When I visited New Zealand last fall, an individual who worked for the government admitted that New Zealand farmers make money by “feeding the paranoia.” They take advantage of the fear and inexperience of consumers all over the world by marketing products as clean and green to generate consumer interest. Unsurprisingly, it works.
There is no denying the reality of food paranoia. It’s why there are ads for antibiotic-tested milk and hormone-free chicken labels. Mixed in with a fear of our food is a lack of understanding of how it’s produced and a genuine concern for the safety of animals on the farm and food on the table.
With the average American at least three generations removed from the farm, common knowledge about caring for plants and animals is no longer common knowledge. Most people don’t know that all milk is tested for antibiotics at the farm and processing plant, or that chickens are never given synthetic hormones. This information gap is often filled by anti-agriculture sentiments that may not be the whole truth.
According to a recent study by the United States Farmers and Ranchers Alliance, consumers are hungry to know more about how their food is raised. Fifty-nine percent of respondents indicated that it is extremely important to them that restaurants and grocery stores share information about the way food is grown and raised. Over half indicated that they have less information than they want. However, out of all the consumers who said they wanted more information, 60% couldn’t specify what information they wanted.
It seems that consumers just want to know… more. The study asked consumers to choose between an apple that was labeled with a website that could be visited to find out more information about its origin, and one that wasn’t. Consumers were more likely to choose the apple with the website regardless of whether they actually visited the website or not.
Transparency is key – consumers want to know they have access to more information, even if they can’t articulate what information they want. Unfortunately, according to SHS FoodThink studies, only 34% of Americans feel the agriculture industry is transparent.
What can the agriculture industry do?
Consumers know they need more information; 76% of them admit to having a poor or average understanding of the way food is produced. Unfortunately, when no information is provided, 40% of consumers assume it’s because there’s something to hide.
We desperately need farmers, ranchers and agriculture industry representatives to share their stories with consumers over social media, a steak dinner, or even at the meat counter. Organic shoppers and millennials are the most concerned about food production and all rank social media and blogs as their top source of information about food, so that seems like a great way to reach them.
So how do we get our message across? To start, we have to connect. People like to hear information from experts who are like them. Shared values make the expert seem believable and trustworthy. We can connect with them over things like our children, our love for the outdoors, or even our family dog, if we don’t share specific values. A mutual respect developed from a connection like that can keep a conversation civil and productive. Assessing and responding to every individual differently, based on their thoughts and beliefs, can create an open and honest dialogue where talking points aren’t needed and science complements ideas already being shared.

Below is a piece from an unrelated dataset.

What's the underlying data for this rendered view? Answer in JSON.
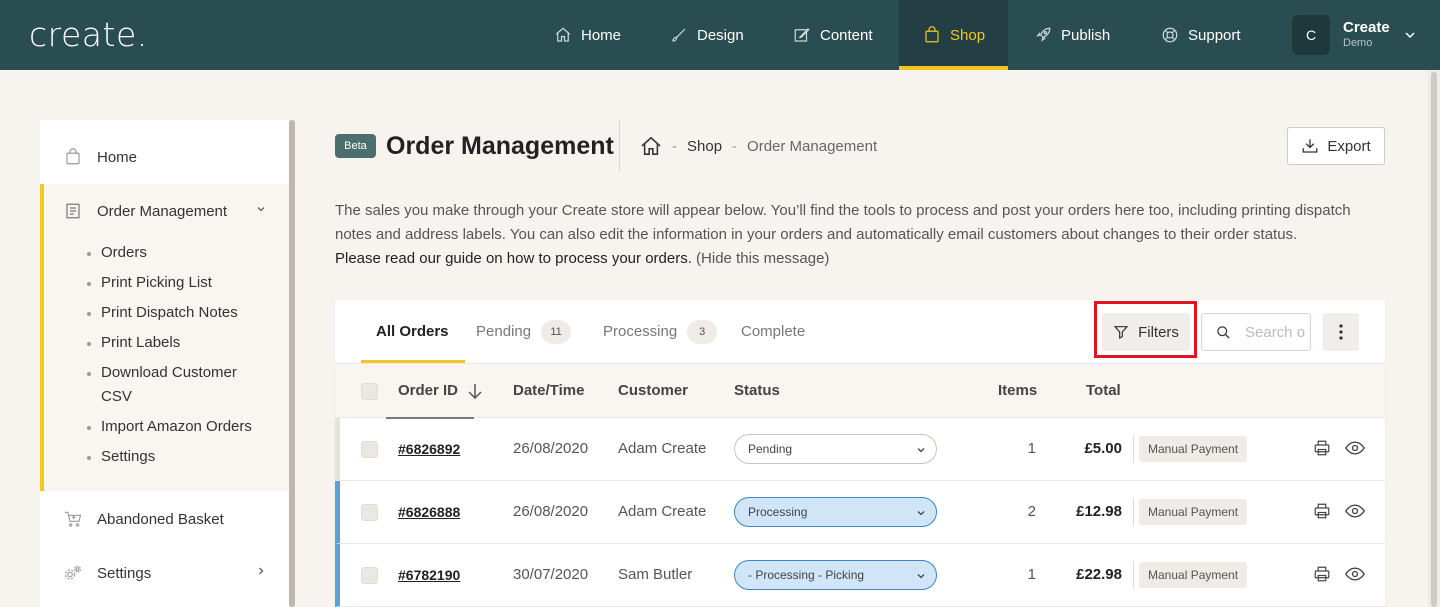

Then, remember that most consumers are far removed from the farm. Lingo most farm kids grew up with is foreign to the average consumer. Most people aren’t going to know what grain elevators, variable rate technology, or disk rippers are. We have to adjust our terminology and explain what some of these terms are in order to get our point across.
Share any and all information you have about your farm or your agribusiness. Talk about what your pigs eat and how your cows’ teats are cleaned. Share pictures of harvest or videos of your kids in the show ring. Be open to answer questions and start conversations. It may feel silly to be writing about the very basics of farming, but pages like The Farmer’s Life, Dairy Carrie, and I Am Agriculture Proud do a great job of doing just that.
Don’t be afraid to tackle the big issues, too. The top four consumer concerns about food are pesticides, animal antibiotics, hormones and welfare. The conversations about these tough topics are already making a positive impact on consumer perceptions, but the ag industry could use a few more voices (like yours!)
New Zealand is a great country, but I’m not sure we should adopt their attitude of “feeding the paranoia.” Being transparent, honest and informative seems like a better alternative. Farmers, ranchers and ag industry workers, your voices are needed in the conversation about food, so speak up! Every voice tells the same story a little differently. Yours might be the one to resonate and change someone’s way of looking at things.